‘Thank you once again for the award.’

And of his intention to travel from Singapore to the IHBC’s Annual School in Edinburgh to receive his award, Ian writes: ‘This trip will be even more memorable for me as I will be receiving the awards in Edinburgh, where I embarked on this research dissertation on Historic Bridges over Singapore River.’ 

The winning submission for the 2014 IHBC Gus Astley Student Award is:

  • Sebastian Fry, AA Graduate Diploma in the Conservation of Historic Buildings, Architectural Association: ‘Function, Tradition, Ideology or Patron: What influenced the architecture of Knights Hospitaller Commandery Chapels and Associated Churches in Britain, 1140-1370?’.  Tutor Andrew Shepherd.

The ‘Commended’ submissions for the 2014 IHBC Gus Astley Student Award are:

  • Yuk Hong Ian Tan, MSc Architectural Conservation (2012) University of Edinburgh, ‘Bridges to Our Heritage – The Significance of Five Historic Bridges over Singapore River’. Tutor: Dimitris Theodossopoulos.
  • Tim Lewis, MA Historic Environment Conservation 2012, University of Birmingham, ‘’Homes fit for heroes’ – An evaluation of non-traditional post war social housing, Hester’s Way, Cheltenham 1945-59’. Tutor: Harriet Devlin.
  • Lauren Ayers, MSc Historic Conservation 2012, Oxford Brookes University ‘The Significance and Protection of the Edwardian Terraced House’. Tutor: Michelle Thomas.

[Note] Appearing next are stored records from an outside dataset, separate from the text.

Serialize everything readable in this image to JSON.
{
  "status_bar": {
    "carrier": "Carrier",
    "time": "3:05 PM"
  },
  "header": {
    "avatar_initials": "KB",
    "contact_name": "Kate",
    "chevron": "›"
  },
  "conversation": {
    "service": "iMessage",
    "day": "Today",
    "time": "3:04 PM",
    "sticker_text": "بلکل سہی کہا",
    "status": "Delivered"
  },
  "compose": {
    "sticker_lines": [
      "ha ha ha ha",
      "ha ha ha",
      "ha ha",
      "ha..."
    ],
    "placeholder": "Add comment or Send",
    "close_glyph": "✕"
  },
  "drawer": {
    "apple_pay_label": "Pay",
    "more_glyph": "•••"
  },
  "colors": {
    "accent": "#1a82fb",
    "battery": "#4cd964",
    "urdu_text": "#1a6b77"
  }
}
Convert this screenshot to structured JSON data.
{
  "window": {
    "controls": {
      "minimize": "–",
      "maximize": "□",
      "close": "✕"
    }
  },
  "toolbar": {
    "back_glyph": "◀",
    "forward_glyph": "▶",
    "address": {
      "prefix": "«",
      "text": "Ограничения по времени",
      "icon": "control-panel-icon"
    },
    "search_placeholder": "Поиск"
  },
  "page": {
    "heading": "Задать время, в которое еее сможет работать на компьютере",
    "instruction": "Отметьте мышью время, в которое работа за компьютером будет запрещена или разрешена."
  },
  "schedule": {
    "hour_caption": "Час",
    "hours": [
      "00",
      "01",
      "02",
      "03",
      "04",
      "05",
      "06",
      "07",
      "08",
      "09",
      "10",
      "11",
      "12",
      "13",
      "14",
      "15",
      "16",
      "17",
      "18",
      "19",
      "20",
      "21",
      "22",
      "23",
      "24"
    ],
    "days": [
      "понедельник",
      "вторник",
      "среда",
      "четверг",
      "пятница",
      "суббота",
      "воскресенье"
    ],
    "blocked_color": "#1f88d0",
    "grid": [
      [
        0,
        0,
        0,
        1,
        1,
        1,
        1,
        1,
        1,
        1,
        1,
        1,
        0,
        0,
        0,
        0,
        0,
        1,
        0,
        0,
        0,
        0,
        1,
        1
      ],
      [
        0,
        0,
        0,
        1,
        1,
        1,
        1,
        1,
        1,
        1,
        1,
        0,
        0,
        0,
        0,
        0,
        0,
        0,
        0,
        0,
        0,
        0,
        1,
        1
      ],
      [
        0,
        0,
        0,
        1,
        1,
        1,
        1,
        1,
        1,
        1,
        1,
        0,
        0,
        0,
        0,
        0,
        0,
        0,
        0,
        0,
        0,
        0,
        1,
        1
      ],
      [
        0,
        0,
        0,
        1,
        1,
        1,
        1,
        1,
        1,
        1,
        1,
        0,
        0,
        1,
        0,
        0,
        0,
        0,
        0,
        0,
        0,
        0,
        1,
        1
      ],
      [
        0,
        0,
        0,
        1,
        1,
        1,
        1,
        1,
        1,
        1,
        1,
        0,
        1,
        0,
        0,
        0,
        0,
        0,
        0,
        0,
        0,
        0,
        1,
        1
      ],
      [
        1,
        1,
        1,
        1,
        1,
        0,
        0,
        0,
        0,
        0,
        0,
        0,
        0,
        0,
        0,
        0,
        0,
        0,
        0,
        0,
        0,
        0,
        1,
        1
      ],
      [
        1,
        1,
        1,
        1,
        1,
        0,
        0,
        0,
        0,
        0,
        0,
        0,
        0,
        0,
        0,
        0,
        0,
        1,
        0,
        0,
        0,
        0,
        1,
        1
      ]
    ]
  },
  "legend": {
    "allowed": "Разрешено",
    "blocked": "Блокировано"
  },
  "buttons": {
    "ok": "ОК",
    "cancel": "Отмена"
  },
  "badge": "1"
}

For background details, submissions and other aspects of IHBC Gus Astley Award for 2014 see: LINK 

This entry was posted in IHBC NewsBlog. Bookmark the permalink.